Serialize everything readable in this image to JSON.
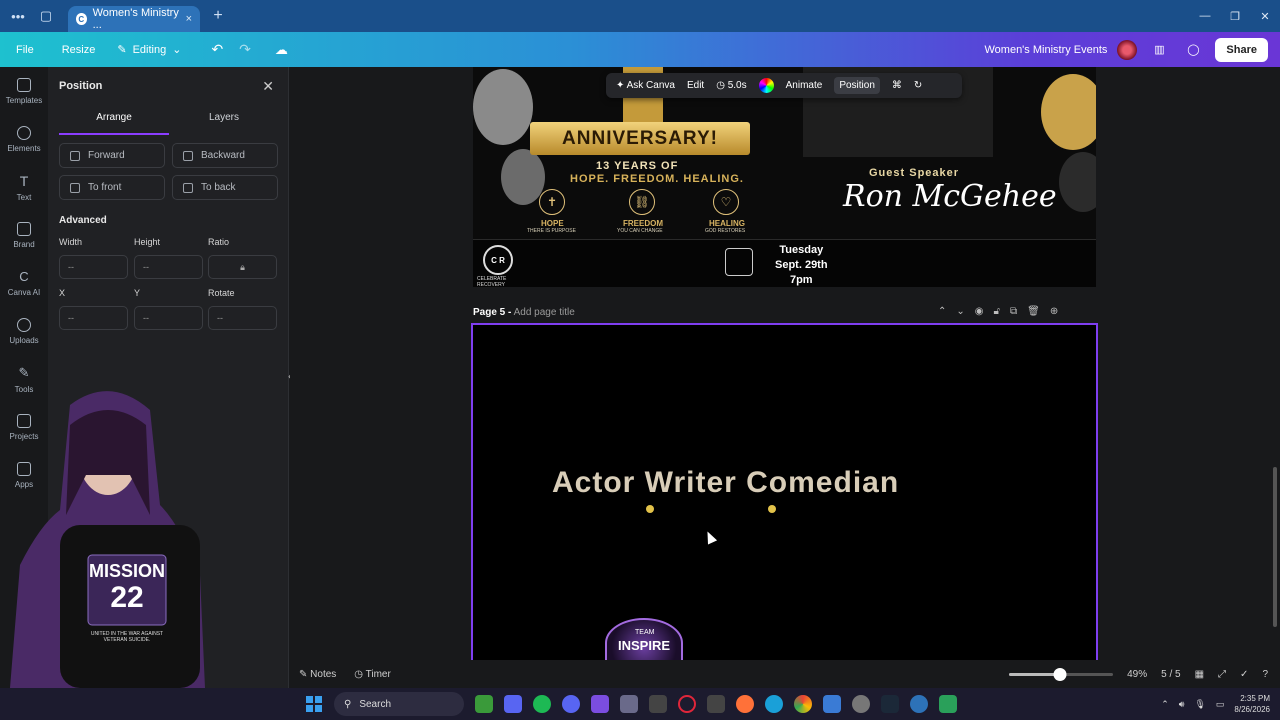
{
  "browser": {
    "tab_title": "Women's Ministry ...",
    "tab_close": "×",
    "new_tab": "+",
    "menu_dots": "•••",
    "window_controls": [
      "—",
      "❐",
      "✕"
    ]
  },
  "menubar": {
    "file": "File",
    "resize": "Resize",
    "editing": "Editing",
    "undo": "↶",
    "redo": "↷",
    "cloud": "☁",
    "project_title": "Women's Ministry Events",
    "share": "Share"
  },
  "rail": {
    "items": [
      "Templates",
      "Elements",
      "Text",
      "Brand",
      "Canva AI",
      "Uploads",
      "Tools",
      "Projects",
      "Apps"
    ]
  },
  "panel": {
    "title": "Position",
    "close": "✕",
    "tabs": [
      "Arrange",
      "Layers"
    ],
    "buttons": [
      "Forward",
      "Backward",
      "To front",
      "To back"
    ],
    "advanced": "Advanced",
    "labels": {
      "width": "Width",
      "height": "Height",
      "ratio": "Ratio",
      "x": "X",
      "y": "Y",
      "rotate": "Rotate"
    },
    "values": {
      "width": "--",
      "height": "--",
      "x": "--",
      "y": "--",
      "rotate": "--"
    },
    "collapse": "‹"
  },
  "character": {
    "shirt_line1": "MISSION",
    "shirt_line2": "22",
    "shirt_small": "UNITED IN THE WAR AGAINST VETERAN SUICIDE."
  },
  "banner": {
    "ribbon": "ANNIVERSARY!",
    "line1": "13 YEARS OF",
    "line2": "HOPE. FREEDOM. HEALING.",
    "pillars": [
      {
        "title": "HOPE",
        "sub": "THERE IS PURPOSE",
        "glyph": "✝"
      },
      {
        "title": "FREEDOM",
        "sub": "YOU CAN CHANGE",
        "glyph": "⛓"
      },
      {
        "title": "HEALING",
        "sub": "GOD RESTORES",
        "glyph": "♡"
      }
    ],
    "guest_label": "Guest Speaker",
    "guest_name": "Ron McGehee",
    "cr_mark": "C R",
    "cr_text": "CELEBRATE RECOVERY",
    "date_line1": "Tuesday",
    "date_line2": "Sept. 29th",
    "date_line3": "7pm"
  },
  "floating_toolbar": {
    "ask": "Ask Canva",
    "edit": "Edit",
    "duration": "5.0s",
    "animate": "Animate",
    "position": "Position"
  },
  "page": {
    "label_bold": "Page 5 -",
    "label_placeholder": "Add page title",
    "headline": "Actor  Writer  Comedian",
    "logo_text": "INSPIRE",
    "logo_small": "TEAM"
  },
  "bottombar": {
    "notes": "Notes",
    "timer": "Timer",
    "zoom": "49%",
    "zoom_value": 49,
    "pages": "5 / 5"
  },
  "taskbar": {
    "search": "Search",
    "time": "2:35 PM",
    "date": "8/26/2026"
  },
  "colors": {
    "accent": "#8b3dff",
    "menubar_start": "#1ec1cf",
    "menubar_end": "#6a36d6",
    "gold": "#d8b463"
  }
}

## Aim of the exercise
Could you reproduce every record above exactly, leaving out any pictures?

## Expected answer
Serialize everything readable in this image to JSON.
{
  "browser": {
    "tab_title": "Women's Ministry ...",
    "tab_close": "×",
    "new_tab": "+",
    "menu_dots": "•••",
    "window_controls": [
      "—",
      "❐",
      "✕"
    ]
  },
  "menubar": {
    "file": "File",
    "resize": "Resize",
    "editing": "Editing",
    "undo": "↶",
    "redo": "↷",
    "cloud": "☁",
    "project_title": "Women's Ministry Events",
    "share": "Share"
  },
  "rail": {
    "items": [
      "Templates",
      "Elements",
      "Text",
      "Brand",
      "Canva AI",
      "Uploads",
      "Tools",
      "Projects",
      "Apps"
    ]
  },
  "panel": {
    "title": "Position",
    "close": "✕",
    "tabs": [
      "Arrange",
      "Layers"
    ],
    "buttons": [
      "Forward",
      "Backward",
      "To front",
      "To back"
    ],
    "advanced": "Advanced",
    "labels": {
      "width": "Width",
      "height": "Height",
      "ratio": "Ratio",
      "x": "X",
      "y": "Y",
      "rotate": "Rotate"
    },
    "values": {
      "width": "--",
      "height": "--",
      "x": "--",
      "y": "--",
      "rotate": "--"
    },
    "collapse": "‹"
  },
  "character": {
    "shirt_line1": "MISSION",
    "shirt_line2": "22",
    "shirt_small": "UNITED IN THE WAR AGAINST VETERAN SUICIDE."
  },
  "banner": {
    "ribbon": "ANNIVERSARY!",
    "line1": "13 YEARS OF",
    "line2": "HOPE. FREEDOM. HEALING.",
    "pillars": [
      {
        "title": "HOPE",
        "sub": "THERE IS PURPOSE",
        "glyph": "✝"
      },
      {
        "title": "FREEDOM",
        "sub": "YOU CAN CHANGE",
        "glyph": "⛓"
      },
      {
        "title": "HEALING",
        "sub": "GOD RESTORES",
        "glyph": "♡"
      }
    ],
    "guest_label": "Guest Speaker",
    "guest_name": "Ron McGehee",
    "cr_mark": "C R",
    "cr_text": "CELEBRATE RECOVERY",
    "date_line1": "Tuesday",
    "date_line2": "Sept. 29th",
    "date_line3": "7pm"
  },
  "floating_toolbar": {
    "ask": "Ask Canva",
    "edit": "Edit",
    "duration": "5.0s",
    "animate": "Animate",
    "position": "Position"
  },
  "page": {
    "label_bold": "Page 5 -",
    "label_placeholder": "Add page title",
    "headline": "Actor  Writer  Comedian",
    "logo_text": "INSPIRE",
    "logo_small": "TEAM"
  },
  "bottombar": {
    "notes": "Notes",
    "timer": "Timer",
    "zoom": "49%",
    "zoom_value": 49,
    "pages": "5 / 5"
  },
  "taskbar": {
    "search": "Search",
    "time": "2:35 PM",
    "date": "8/26/2026"
  },
  "colors": {
    "accent": "#8b3dff",
    "menubar_start": "#1ec1cf",
    "menubar_end": "#6a36d6",
    "gold": "#d8b463"
  }
}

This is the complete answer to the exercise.